To achieve confidentiality of data, and privacy in our personal communications, it is critical that we start off by developing the correct fundamental approaches within our devices.
Firstly we need to ensure that we develop architectures for our devices that enable each one to be uniquely addressed through the use of robust asymmetric identifiers. While it is sufficient for a device to have an IPv6 identifier in public, the true identity of the device must hinge on a private key, which has been created with sufficient entropy to be truly unique and mathematically unchallengeable. Too often today devices give up their keys too easily enabling simple attacks to gain leverage within the system.
Beyond the identify of the device it is critical for the industry to move to easy to use authentication mechanisms to enable devices to securely integrate into systems, with either trusted relationships being forged or zero-trust relationships providing a mechanism to verify and validate, but not trust, the other party.
Authentication enables a device to interact with a system, however authorisation is also critical to define both how devices can interoperate, and which users and applications have the correct permission to monitor and interact with the system.

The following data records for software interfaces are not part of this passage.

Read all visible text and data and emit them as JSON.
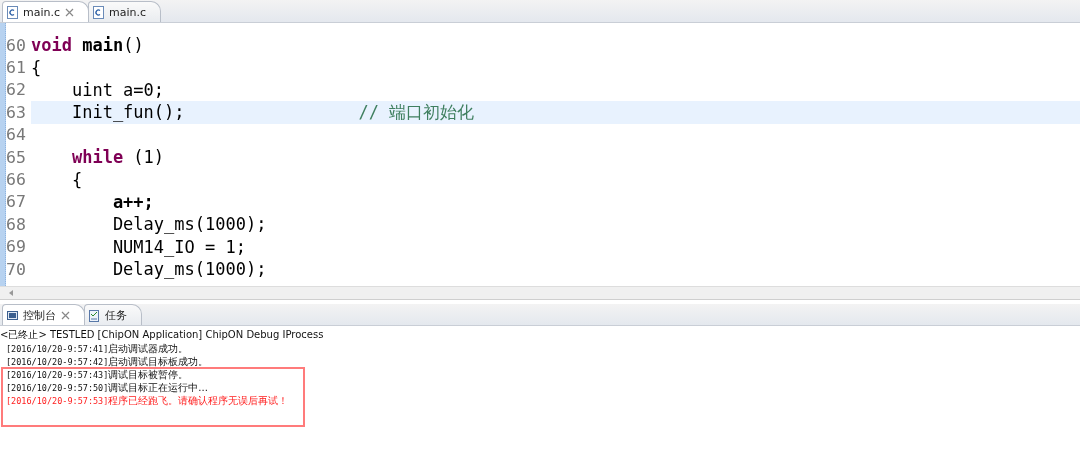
{
  "editor_tabs": [
    {
      "label": "main.c",
      "selected": true,
      "closable": true
    },
    {
      "label": "main.c",
      "selected": false,
      "closable": false
    }
  ],
  "code_lines": [
    {
      "number": "60",
      "highlighted": false,
      "segments": [
        {
          "text": "void",
          "kind": "keyword"
        },
        {
          "text": " main",
          "kind": "bold"
        },
        {
          "text": "()",
          "kind": "plain"
        }
      ]
    },
    {
      "number": "61",
      "highlighted": false,
      "segments": [
        {
          "text": "{",
          "kind": "plain"
        }
      ]
    },
    {
      "number": "62",
      "highlighted": false,
      "segments": [
        {
          "text": "    uint a=0;",
          "kind": "plain"
        }
      ]
    },
    {
      "number": "63",
      "highlighted": true,
      "segments": [
        {
          "text": "    Init_fun();                 ",
          "kind": "plain"
        },
        {
          "text": "// 端口初始化",
          "kind": "comment"
        }
      ]
    },
    {
      "number": "64",
      "highlighted": false
    },
    {
      "number": "65",
      "highlighted": false,
      "segments": [
        {
          "text": "    while",
          "kind": "keyword"
        },
        {
          "text": " (1)",
          "kind": "plain"
        }
      ]
    },
    {
      "number": "66",
      "highlighted": false,
      "segments": [
        {
          "text": "    {",
          "kind": "plain"
        }
      ]
    },
    {
      "number": "67",
      "highlighted": false,
      "segments": [
        {
          "text": "        a++;",
          "kind": "bold"
        }
      ]
    },
    {
      "number": "68",
      "highlighted": false,
      "segments": [
        {
          "text": "        Delay_ms(1000);",
          "kind": "plain"
        }
      ]
    },
    {
      "number": "69",
      "highlighted": false,
      "segments": [
        {
          "text": "        NUM14_IO = 1;",
          "kind": "plain"
        }
      ]
    },
    {
      "number": "70",
      "highlighted": false,
      "segments": [
        {
          "text": "        Delay_ms(1000);",
          "kind": "plain"
        }
      ]
    }
  ],
  "console_tabs": [
    {
      "label": "控制台",
      "selected": true,
      "closable": true
    },
    {
      "label": "任务",
      "selected": false,
      "closable": false
    }
  ],
  "console_header": "<已终止> TESTLED [ChipON Application] ChipON Debug IProcess",
  "console_lines": [
    {
      "timestamp": "[2016/10/20-9:57:41]",
      "message": "启动调试器成功。",
      "kind": "info"
    },
    {
      "timestamp": "[2016/10/20-9:57:42]",
      "message": "启动调试目标板成功。",
      "kind": "info"
    },
    {
      "timestamp": "[2016/10/20-9:57:43]",
      "message": "调试目标被暂停。",
      "kind": "info"
    },
    {
      "timestamp": "[2016/10/20-9:57:50]",
      "message": "调试目标正在运行中...",
      "kind": "info"
    },
    {
      "timestamp": "[2016/10/20-9:57:53]",
      "message": "程序已经跑飞。请确认程序无误后再试！",
      "kind": "error"
    }
  ]
}
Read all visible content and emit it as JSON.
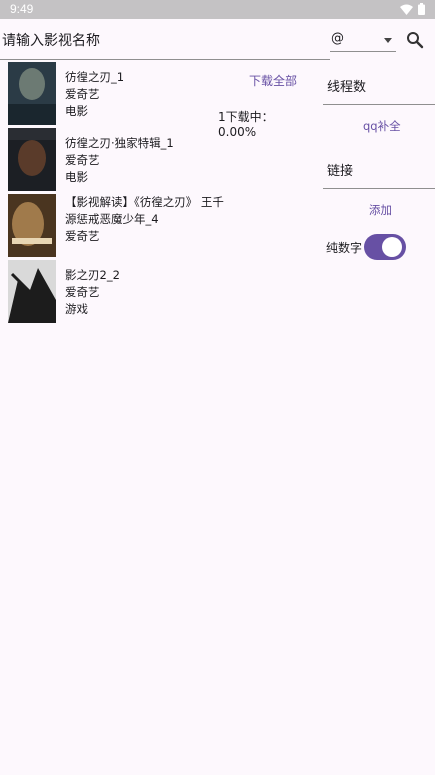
{
  "status_bar": {
    "time": "9:49"
  },
  "search": {
    "placeholder": "请输入影视名称",
    "value": ""
  },
  "site_select": {
    "value": "@"
  },
  "results": [
    {
      "title": "彷徨之刃_1",
      "source": "爱奇艺",
      "category": "电影",
      "poster_colors": [
        "#2b3b46",
        "#6c7a73"
      ]
    },
    {
      "title": "彷徨之刃·独家特辑_1",
      "source": "爱奇艺",
      "category": "电影",
      "poster_colors": [
        "#1c1f24",
        "#5a3b2a"
      ]
    },
    {
      "title": "【影视解读】《彷徨之刃》 王千源惩戒恶魔少年_4",
      "source": "爱奇艺",
      "category": "",
      "poster_colors": [
        "#4a3520",
        "#a07a4b"
      ]
    },
    {
      "title": "影之刃2_2",
      "source": "爱奇艺",
      "category": "游戏",
      "poster_colors": [
        "#d9d9d9",
        "#1c1c1c"
      ]
    }
  ],
  "download_all_label": "下载全部",
  "progress_text": "1下载中：0.00%",
  "panel": {
    "threads_label": "线程数",
    "qq_fill_label": "qq补全",
    "link_label": "链接",
    "add_label": "添加",
    "numeric_only_label": "纯数字",
    "numeric_only_on": true
  },
  "colors": {
    "accent": "#6750a4",
    "background": "#fdf8fd",
    "status_bar": "#c4c2c4"
  },
  "icons": [
    "wifi-icon",
    "battery-icon",
    "search-icon",
    "dropdown-caret-icon"
  ]
}
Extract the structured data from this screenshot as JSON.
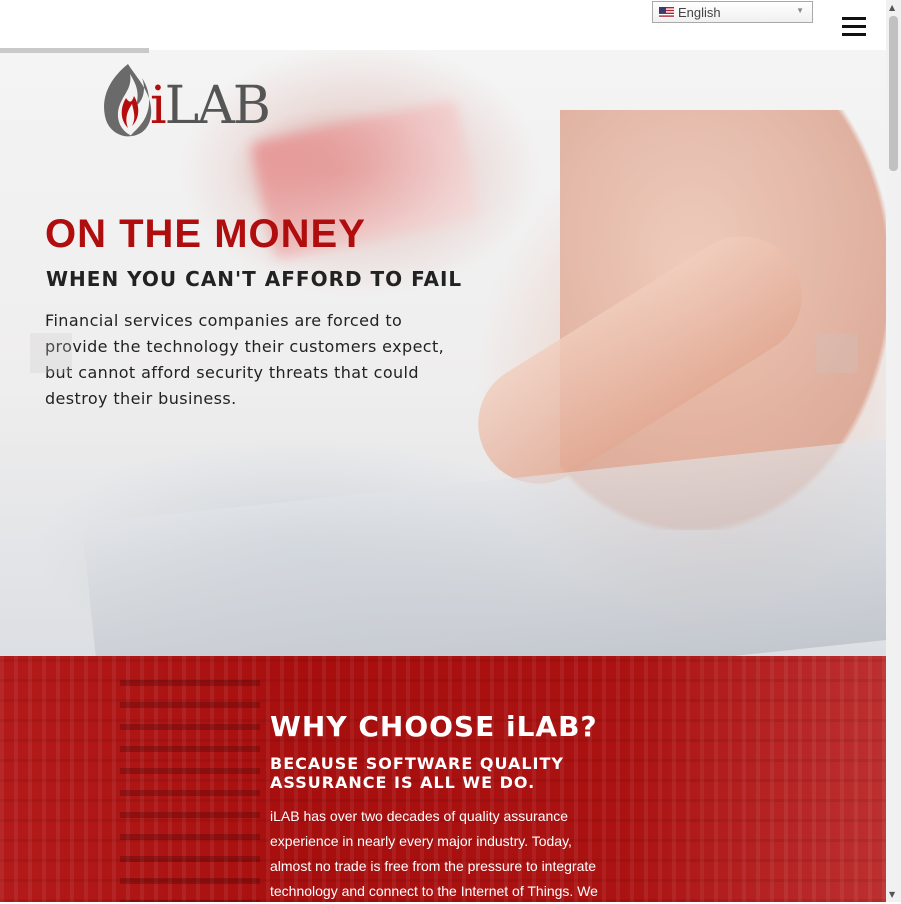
{
  "header": {
    "language_label": "English",
    "menu_icon": "hamburger-menu-icon",
    "flag_icon": "us-flag-icon",
    "caret_icon": "caret-down-icon"
  },
  "brand": {
    "logo_text_i": "i",
    "logo_text_rest": "LAB",
    "logo_icon": "flame-logo-icon",
    "accent_color": "#b00e0e"
  },
  "hero": {
    "title": "ON THE MONEY",
    "subtitle": "WHEN YOU CAN'T AFFORD TO FAIL",
    "body": "Financial services companies are forced to provide the technology their customers expect, but cannot afford security threats that could destroy their business."
  },
  "why": {
    "title": "WHY CHOOSE iLAB?",
    "subtitle": "BECAUSE SOFTWARE QUALITY ASSURANCE IS ALL WE DO.",
    "body": "iLAB has over two decades of quality assurance experience in nearly every major industry. Today, almost no trade is free from the pressure to integrate technology and connect to the Internet of Things. We",
    "background_color": "#a70f0f"
  }
}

Of course identity, authorisation and authorisation should make use of asymmetric encryption, however the industry has again been limited by the performance of microcontrollers. Nevertheless innovation in this space, led by process shrinkage and new architectures are enabling the delivery of new devices that enable simple implementation of critical capabilities, including speeding up cryptographic functions, wrapping of keys, and the provisioning of short term symmetric sessions and key agility to defeat sustained attacks.
While confidentiality of data is important the reality of many systems is that devices will still become compromised, and utility “trash-in, trash-out” is a truism of cryptography – if the data emanating from the device is incorrect then encryption of the data will not help. Thus it is critical to ensure that devices remain secure throughout their lifecycles.
To ensure integrity we have to think of trust across the life cycle of the device, how we create trust within the device, how we manage it across its lifetime, and ultimately how we destroy trust once we have finished with the device.
As with the secure manufacturing mentioned earlier it is critical that a device is secured from birth with a robust secure kernel combining secure boot mechanism that is inviolate with a robust key generation and management architecture. Only by absolutely guaranteeing the start-up criteria can we then make the attestations and measurements required to ensure we know the device is operating correctly and is uncompromised.
Once a device has been correctly instantiated we can then periodically HASH the device memory to provide levels of confidence that the device is operating within tolerance.
Unfortunately things change. We are all human, and as such errata are a real world component of every system we create.
The IoT is no different from this, and as such we should always design IoT devices in such a way as to enable remote updates of software, to ensure the next Heartbleed bug doesn’t require us to throw away devices or leave applications at risk of compromise within our homes and industry.
The challenge with remote updates is that these mechanisms instantly become the honeypot for aggressive attacks, as these enable the injection of new code into devices. Again these issues are well known in many industries and we have to leverage this knowledge across to ensure that all updates are aggressively protected using cryptographic identifiers linked to the specific keys, signatures or certificates within the devices.
The fundamentals of security for the IoT are not new, however we must be far more aggressive in applying the best practices developed in the automotive, industrial, and mobile applications to the nascent IoT domain. The IoT Security Foundation, in partnership with many leading companies is leading the charge in supporting best practice and creating a Secure Internet of Things.